Transform 2011 – Designing solutions. inspiring health.

The Transform Symposium has been called “life-changing” and “awe-inspiring,” with “a fantastic spectrum of speakers that inspire, motivate and spur you into action.” Attendees have said they “lived on Mayo Cloud Nine” for days afterward.

Transform 2011, beginning at 1 p.m. on Sept. 11, promises to top the events of the past two years. Transform is hosted by the Mayo Clinic, the world's largest and first integrated nonprofit medical practice, and the Mayo Clinic Center for Innovation, a multidisciplinary group within the Clinic focused on the experience and delivery of healthcare.

Nicholas F. LaRusso, M.D., medical director of the Mayo Clinic Center for Innovation, says everyone should attend Transform, regardless if they’ve attended before.

“In particular, people who are interested in design, design thinking and innovation as applied to the delivery of healthcare, should attend this year because of its focus on the power of design in transforming the experience and delivery of healthcare,” LaRusso says.

Attendees may tour the Rochester, Minn. Mayo Clinic facilities or chose to take a workshop or be part of special affinity group networking time before the event kicks off Sunday night with a reception and keynote address. The formal meeting begins at 8 a.m. Monday and runs through 3 p.m. Tuesday.

Transform brings together people from across disciplines to share ground-breaking ideas, including practices common to businesses, but not healthcare.

“We know innovation to solve enormous problems requires new thought and different viewpoints,” LaRusso said. “Our audience will be a dynamic mix of innovators, leadership and decision makers from healthcare organizations, information technology, Web 2.0, policy makers, designers and entrepreneurs across many fields that touch healthcare, and thought-provoking spaces that are not — but perhaps should be — part of the conversation.”

Mayo Clinic Center for Innovation Advisory Board Member William Drenttel wanted to be personally involved in planning Transform because of Mayo Clinic’s position at the intersection of design and innovation.

“As a designer, watching the stampede of interest from the design world to grow expertise in healthcare has been truly exciting,” said Drenttel, director of Winterhouse Institute, a Connecticut design practice that focuses on, healthcare and education, and design programs of social impact.

“The Center is so rooted in design thinking.
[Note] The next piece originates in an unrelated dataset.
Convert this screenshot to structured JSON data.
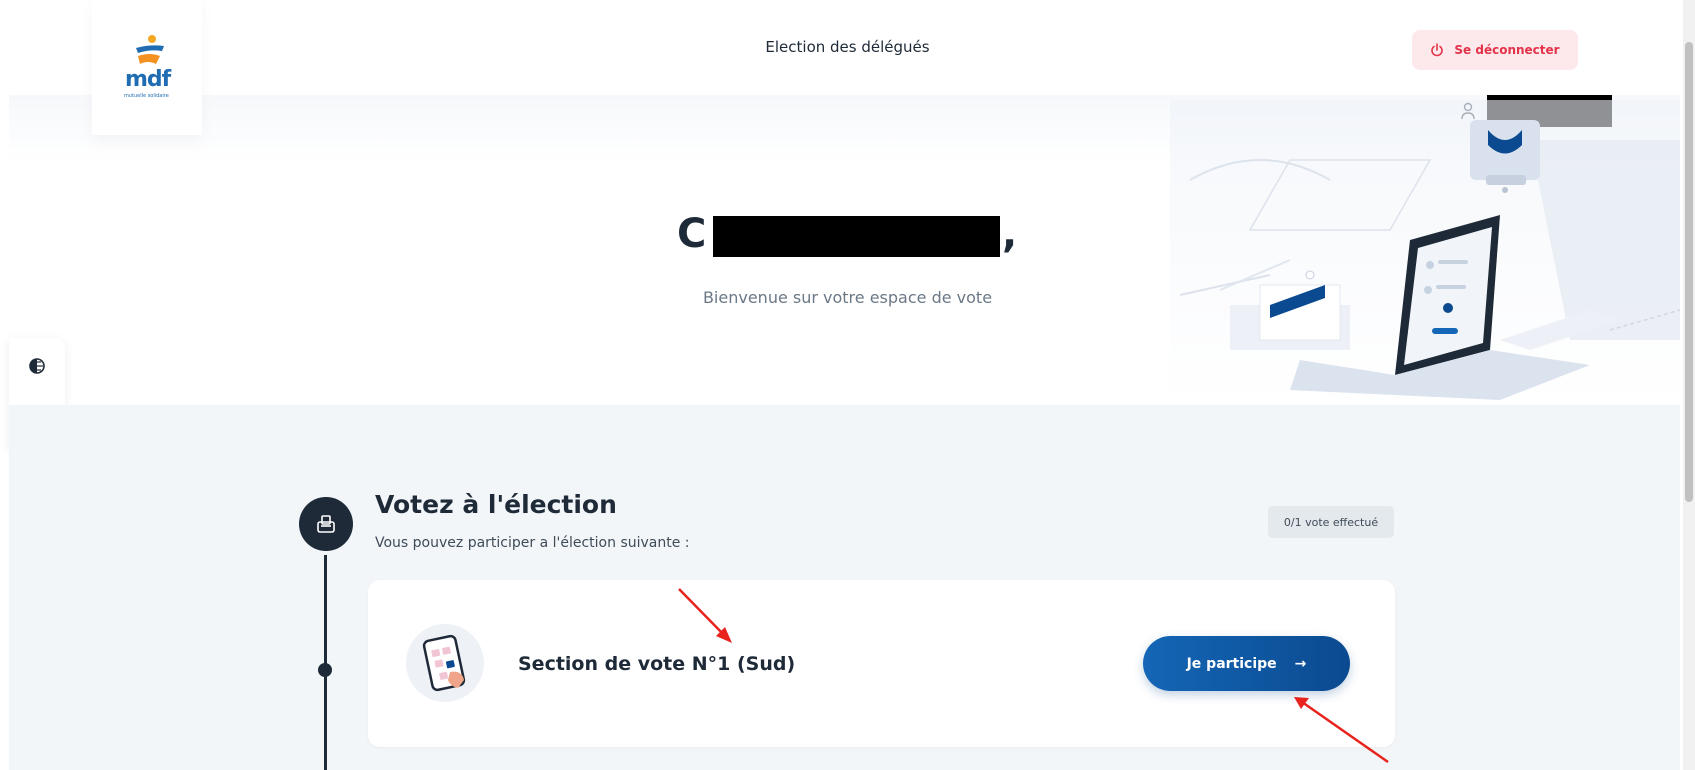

It makes this conference a special place to explore how design and innovation are creating new avenues for health and wellness,” says Drenttel, who also is publisher and editorial director of Design Observer, an international design website.

Drenttel says attendees can expect more hands-on experiences this year, as well as concrete examples of projects impacting effectiveness and system design in healthcare.

This year’s presenters, workshops, breakouts and affinity groups will cover healthcare topics from social media, games and technology development to information design and healthy aging. Award-winning journalist John Hockenberry will facilitate the conference.

More than 700 people from around the world will attend; thousands more will engage online. Transform is so popular because it provides a stimulating venue that encourages a collaborative conversation between perceptive participants and dynamic speakers.

LaRusso recommends attendees come armed with questions, bring a project they are working on, as well as an open mind, and attend with an interest in networking with others.

Maggie Breslin, senior designer/researcher for the Center, spoke at Transform in 2009  and will speak again this year. She says Transform creates an opportunity to find people who are pursuing similar goals and form collaborations that have the ability to affect healthcare delivery on a large scale.

“I think the idea behind our ability to really change the healthcare delivery system in the United States is a union of forces,” Breslin says.

LaRusso says those who have attended in the past have a good sense of the energy and inspiration Transform delivers.

“We have heard countless testimonials from attendees about the longevity of the connections made at Transform, many still connected and working on projects that came out of the networking discussions,” LaRusso said. “It gets better each year.”

Breslin says their job isn’t done yet.

“Transform,” Breslin says, “is an incubator for people to come back every year to report on progress they’ve made and seek out new collaborators to take things to the next level.”

For more information on Transform 2011, visit